* **LISTED RECORDS**:
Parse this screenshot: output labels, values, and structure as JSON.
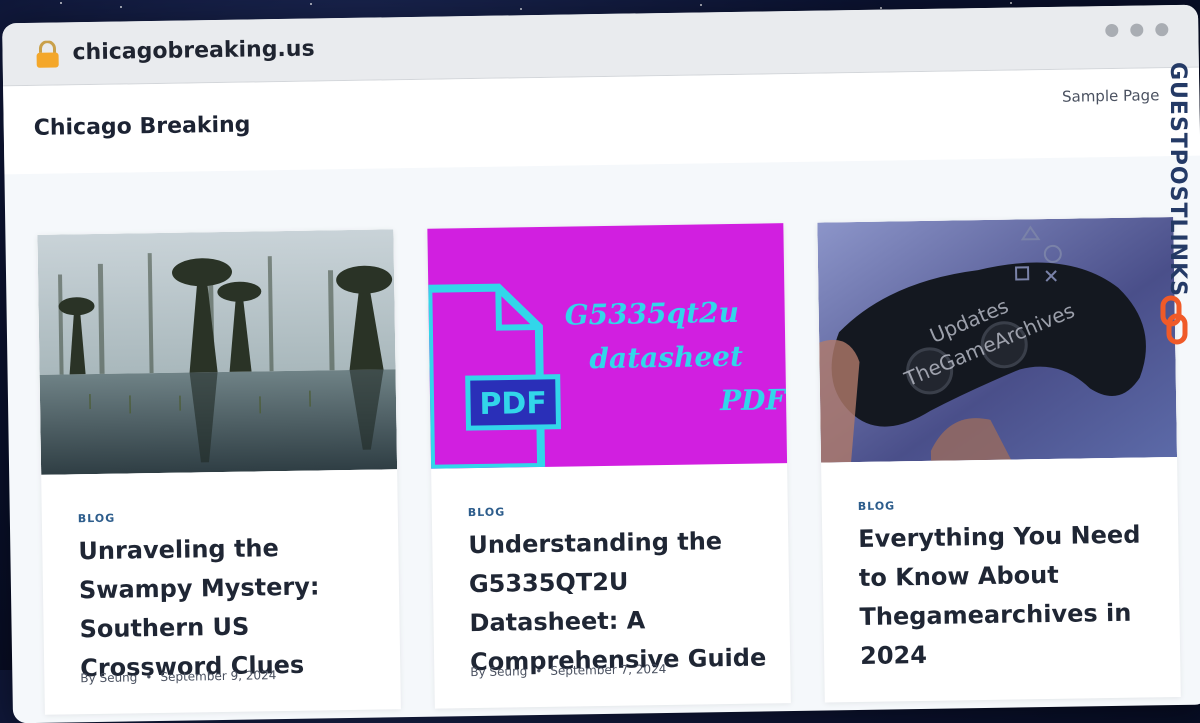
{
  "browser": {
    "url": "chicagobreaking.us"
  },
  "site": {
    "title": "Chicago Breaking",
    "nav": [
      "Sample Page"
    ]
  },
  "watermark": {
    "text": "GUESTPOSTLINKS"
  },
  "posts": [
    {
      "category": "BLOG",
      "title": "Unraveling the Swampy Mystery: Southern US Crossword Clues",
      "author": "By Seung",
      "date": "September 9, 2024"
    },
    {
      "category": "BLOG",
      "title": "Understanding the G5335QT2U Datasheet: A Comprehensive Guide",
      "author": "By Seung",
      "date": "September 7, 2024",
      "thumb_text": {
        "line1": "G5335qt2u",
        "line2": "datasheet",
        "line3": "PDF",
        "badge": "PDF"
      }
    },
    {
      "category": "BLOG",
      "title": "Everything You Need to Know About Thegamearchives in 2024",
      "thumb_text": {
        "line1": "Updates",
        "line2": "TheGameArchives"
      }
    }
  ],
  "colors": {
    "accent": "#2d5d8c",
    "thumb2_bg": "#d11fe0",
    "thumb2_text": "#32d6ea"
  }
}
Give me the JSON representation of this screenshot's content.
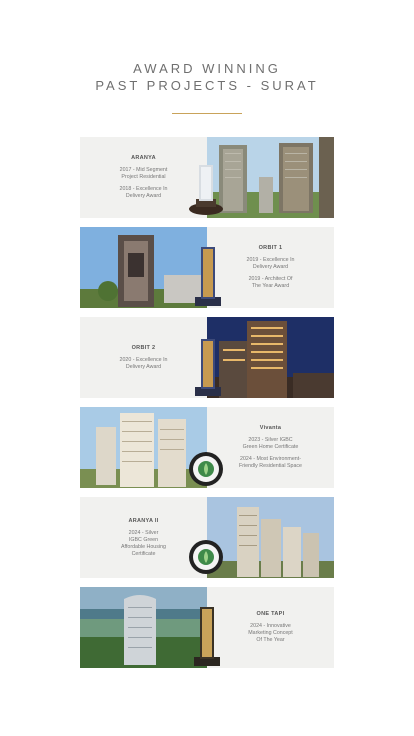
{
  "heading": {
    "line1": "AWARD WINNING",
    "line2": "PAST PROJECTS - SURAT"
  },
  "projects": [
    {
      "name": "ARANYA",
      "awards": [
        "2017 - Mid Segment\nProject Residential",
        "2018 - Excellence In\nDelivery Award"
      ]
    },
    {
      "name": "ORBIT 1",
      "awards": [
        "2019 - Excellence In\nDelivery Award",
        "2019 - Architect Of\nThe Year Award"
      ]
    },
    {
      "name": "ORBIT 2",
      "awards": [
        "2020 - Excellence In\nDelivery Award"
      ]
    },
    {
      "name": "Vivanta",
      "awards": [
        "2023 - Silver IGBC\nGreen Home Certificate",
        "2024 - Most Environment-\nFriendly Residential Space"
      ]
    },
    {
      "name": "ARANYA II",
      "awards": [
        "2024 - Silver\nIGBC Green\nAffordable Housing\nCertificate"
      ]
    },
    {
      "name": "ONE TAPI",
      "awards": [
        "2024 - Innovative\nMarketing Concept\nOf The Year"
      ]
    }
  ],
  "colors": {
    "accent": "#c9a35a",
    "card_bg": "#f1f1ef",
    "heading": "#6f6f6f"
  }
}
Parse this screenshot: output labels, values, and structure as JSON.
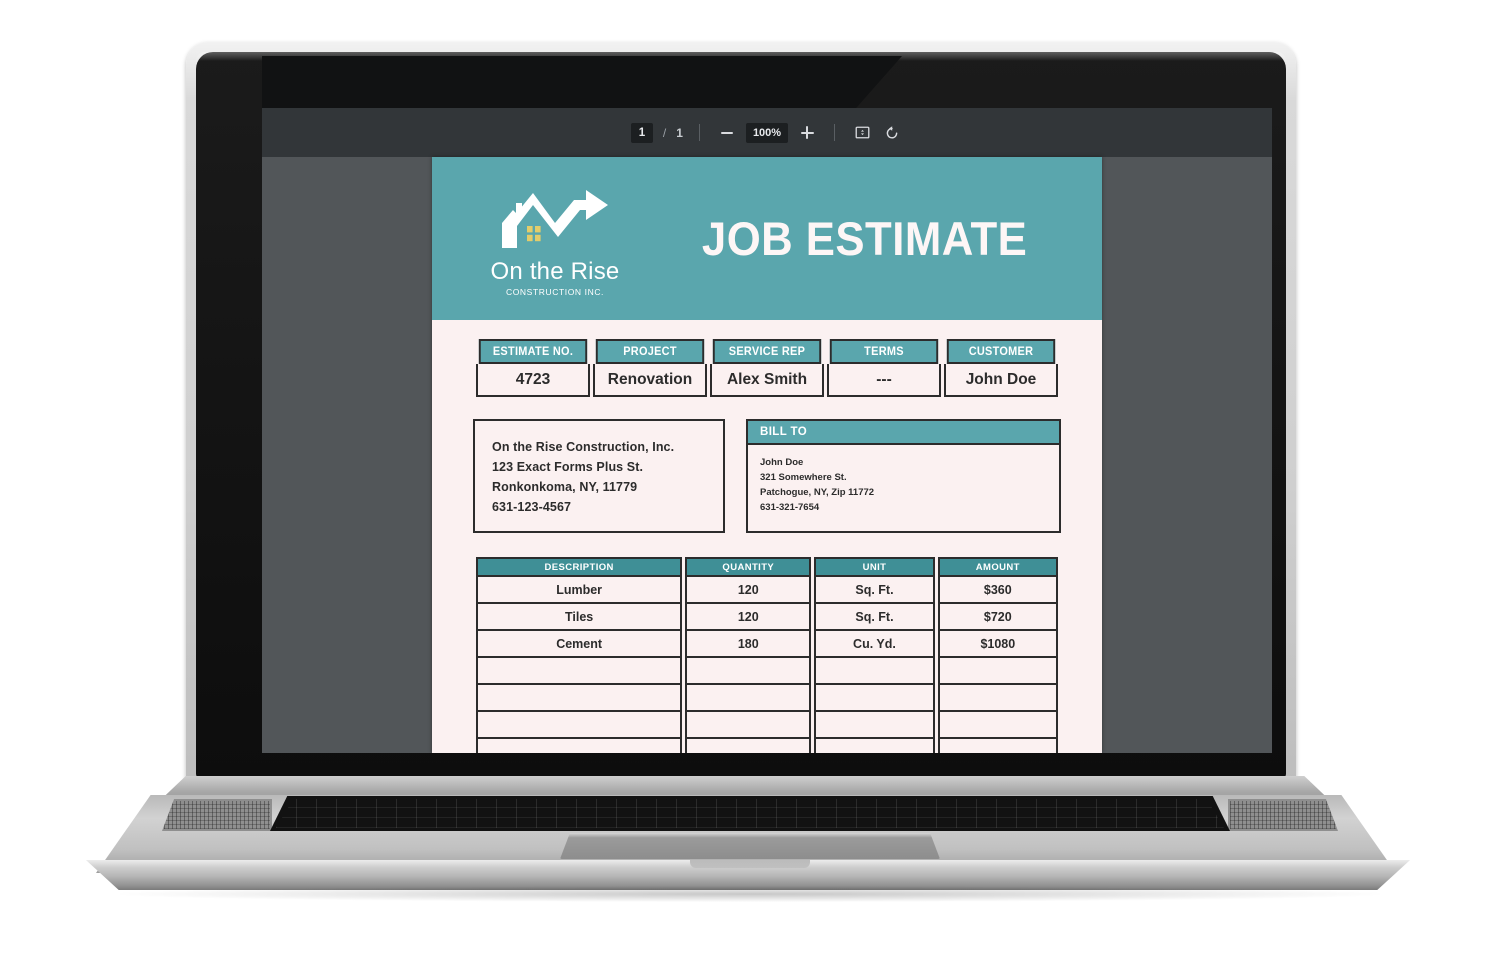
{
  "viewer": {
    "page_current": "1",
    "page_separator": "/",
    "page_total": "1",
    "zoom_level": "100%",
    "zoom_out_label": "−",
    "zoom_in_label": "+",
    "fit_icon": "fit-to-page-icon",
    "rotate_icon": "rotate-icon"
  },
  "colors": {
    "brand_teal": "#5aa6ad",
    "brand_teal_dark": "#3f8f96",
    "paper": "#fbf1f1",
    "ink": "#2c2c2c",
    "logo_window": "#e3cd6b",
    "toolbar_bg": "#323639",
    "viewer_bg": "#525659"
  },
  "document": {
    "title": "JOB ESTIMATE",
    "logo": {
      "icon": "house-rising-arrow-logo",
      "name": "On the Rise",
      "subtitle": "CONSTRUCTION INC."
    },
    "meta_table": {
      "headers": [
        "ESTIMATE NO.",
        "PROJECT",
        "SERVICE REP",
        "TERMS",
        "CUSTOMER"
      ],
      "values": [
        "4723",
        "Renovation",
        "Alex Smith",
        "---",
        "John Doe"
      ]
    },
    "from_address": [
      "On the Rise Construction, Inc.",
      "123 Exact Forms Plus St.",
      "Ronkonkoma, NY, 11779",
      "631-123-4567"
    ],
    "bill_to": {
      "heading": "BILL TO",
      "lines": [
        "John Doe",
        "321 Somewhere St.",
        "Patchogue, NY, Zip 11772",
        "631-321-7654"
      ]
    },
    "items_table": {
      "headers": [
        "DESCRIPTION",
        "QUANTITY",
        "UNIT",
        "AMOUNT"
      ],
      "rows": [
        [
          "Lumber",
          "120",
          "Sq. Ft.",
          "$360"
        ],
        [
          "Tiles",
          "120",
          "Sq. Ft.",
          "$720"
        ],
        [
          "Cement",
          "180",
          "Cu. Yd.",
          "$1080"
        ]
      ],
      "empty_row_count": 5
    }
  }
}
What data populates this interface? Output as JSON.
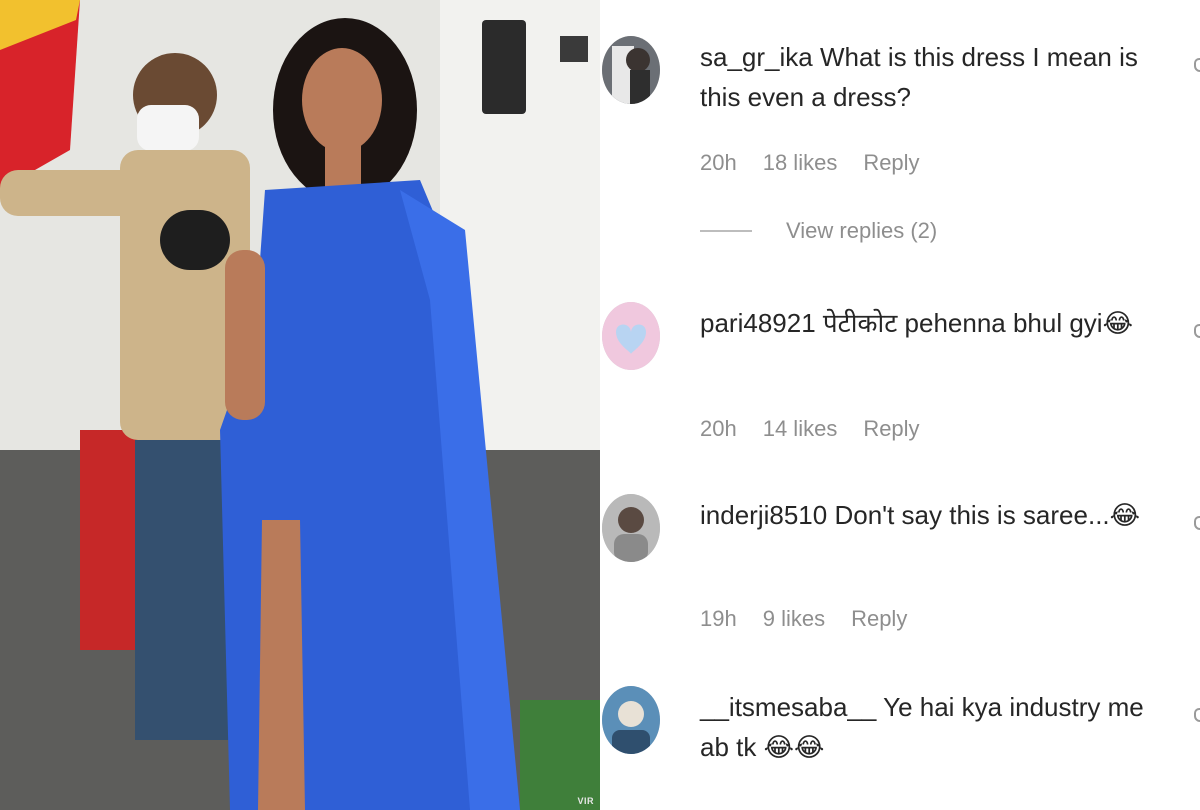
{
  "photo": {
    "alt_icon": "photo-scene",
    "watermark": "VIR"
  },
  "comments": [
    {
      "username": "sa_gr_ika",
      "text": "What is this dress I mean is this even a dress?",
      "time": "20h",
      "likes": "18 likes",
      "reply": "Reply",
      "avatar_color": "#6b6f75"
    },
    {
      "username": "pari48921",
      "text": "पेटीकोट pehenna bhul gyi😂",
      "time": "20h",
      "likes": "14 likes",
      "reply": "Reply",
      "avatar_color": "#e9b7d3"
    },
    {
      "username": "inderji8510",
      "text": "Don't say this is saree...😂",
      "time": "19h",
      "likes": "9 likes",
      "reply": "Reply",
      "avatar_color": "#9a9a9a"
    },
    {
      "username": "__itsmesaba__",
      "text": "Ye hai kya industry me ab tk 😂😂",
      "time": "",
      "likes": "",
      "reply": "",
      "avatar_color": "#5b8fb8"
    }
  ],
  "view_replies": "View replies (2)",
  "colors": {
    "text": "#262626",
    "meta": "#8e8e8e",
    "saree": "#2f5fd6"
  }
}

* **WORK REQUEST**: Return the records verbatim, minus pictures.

* **ANSWER FOR THIS EXERCISE**:
Parse this screenshot: output labels, values, and structure as JSON.
{
  "browser": {
    "url": "chicagobreaking.us"
  },
  "site": {
    "title": "Chicago Breaking",
    "nav": [
      "Sample Page"
    ]
  },
  "watermark": {
    "text": "GUESTPOSTLINKS"
  },
  "posts": [
    {
      "category": "BLOG",
      "title": "Unraveling the Swampy Mystery: Southern US Crossword Clues",
      "author": "By Seung",
      "date": "September 9, 2024"
    },
    {
      "category": "BLOG",
      "title": "Understanding the G5335QT2U Datasheet: A Comprehensive Guide",
      "author": "By Seung",
      "date": "September 7, 2024",
      "thumb_text": {
        "line1": "G5335qt2u",
        "line2": "datasheet",
        "line3": "PDF",
        "badge": "PDF"
      }
    },
    {
      "category": "BLOG",
      "title": "Everything You Need to Know About Thegamearchives in 2024",
      "thumb_text": {
        "line1": "Updates",
        "line2": "TheGameArchives"
      }
    }
  ],
  "colors": {
    "accent": "#2d5d8c",
    "thumb2_bg": "#d11fe0",
    "thumb2_text": "#32d6ea"
  }
}
Give me the JSON representation of this screenshot's content.
{
  "heading": {
    "line1": "AWARD WINNING",
    "line2": "PAST PROJECTS - SURAT"
  },
  "projects": [
    {
      "name": "ARANYA",
      "awards": [
        "2017 - Mid Segment\nProject Residential",
        "2018 - Excellence In\nDelivery Award"
      ]
    },
    {
      "name": "ORBIT 1",
      "awards": [
        "2019 - Excellence In\nDelivery Award",
        "2019 - Architect Of\nThe Year Award"
      ]
    },
    {
      "name": "ORBIT 2",
      "awards": [
        "2020 - Excellence In\nDelivery Award"
      ]
    },
    {
      "name": "Vivanta",
      "awards": [
        "2023 - Silver IGBC\nGreen Home Certificate",
        "2024 - Most Environment-\nFriendly Residential Space"
      ]
    },
    {
      "name": "ARANYA II",
      "awards": [
        "2024 - Silver\nIGBC Green\nAffordable Housing\nCertificate"
      ]
    },
    {
      "name": "ONE TAPI",
      "awards": [
        "2024 - Innovative\nMarketing Concept\nOf The Year"
      ]
    }
  ],
  "colors": {
    "accent": "#c9a35a",
    "card_bg": "#f1f1ef",
    "heading": "#6f6f6f"
  }
}
Parse this screenshot: output labels, values, and structure as JSON.
{
  "viewer": {
    "page_current": "1",
    "page_separator": "/",
    "page_total": "1",
    "zoom_level": "100%",
    "zoom_out_label": "−",
    "zoom_in_label": "+",
    "fit_icon": "fit-to-page-icon",
    "rotate_icon": "rotate-icon"
  },
  "colors": {
    "brand_teal": "#5aa6ad",
    "brand_teal_dark": "#3f8f96",
    "paper": "#fbf1f1",
    "ink": "#2c2c2c",
    "logo_window": "#e3cd6b",
    "toolbar_bg": "#323639",
    "viewer_bg": "#525659"
  },
  "document": {
    "title": "JOB ESTIMATE",
    "logo": {
      "icon": "house-rising-arrow-logo",
      "name": "On the Rise",
      "subtitle": "CONSTRUCTION INC."
    },
    "meta_table": {
      "headers": [
        "ESTIMATE NO.",
        "PROJECT",
        "SERVICE REP",
        "TERMS",
        "CUSTOMER"
      ],
      "values": [
        "4723",
        "Renovation",
        "Alex Smith",
        "---",
        "John Doe"
      ]
    },
    "from_address": [
      "On the Rise Construction, Inc.",
      "123 Exact Forms Plus St.",
      "Ronkonkoma, NY, 11779",
      "631-123-4567"
    ],
    "bill_to": {
      "heading": "BILL TO",
      "lines": [
        "John Doe",
        "321 Somewhere St.",
        "Patchogue, NY, Zip 11772",
        "631-321-7654"
      ]
    },
    "items_table": {
      "headers": [
        "DESCRIPTION",
        "QUANTITY",
        "UNIT",
        "AMOUNT"
      ],
      "rows": [
        [
          "Lumber",
          "120",
          "Sq. Ft.",
          "$360"
        ],
        [
          "Tiles",
          "120",
          "Sq. Ft.",
          "$720"
        ],
        [
          "Cement",
          "180",
          "Cu. Yd.",
          "$1080"
        ]
      ],
      "empty_row_count": 5
    }
  }
}
What data populates this interface? Output as JSON.
{
  "photo": {
    "alt_icon": "photo-scene",
    "watermark": "VIR"
  },
  "comments": [
    {
      "username": "sa_gr_ika",
      "text": "What is this dress I mean is this even a dress?",
      "time": "20h",
      "likes": "18 likes",
      "reply": "Reply",
      "avatar_color": "#6b6f75"
    },
    {
      "username": "pari48921",
      "text": "पेटीकोट pehenna bhul gyi😂",
      "time": "20h",
      "likes": "14 likes",
      "reply": "Reply",
      "avatar_color": "#e9b7d3"
    },
    {
      "username": "inderji8510",
      "text": "Don't say this is saree...😂",
      "time": "19h",
      "likes": "9 likes",
      "reply": "Reply",
      "avatar_color": "#9a9a9a"
    },
    {
      "username": "__itsmesaba__",
      "text": "Ye hai kya industry me ab tk 😂😂",
      "time": "",
      "likes": "",
      "reply": "",
      "avatar_color": "#5b8fb8"
    }
  ],
  "view_replies": "View replies (2)",
  "colors": {
    "text": "#262626",
    "meta": "#8e8e8e",
    "saree": "#2f5fd6"
  }
}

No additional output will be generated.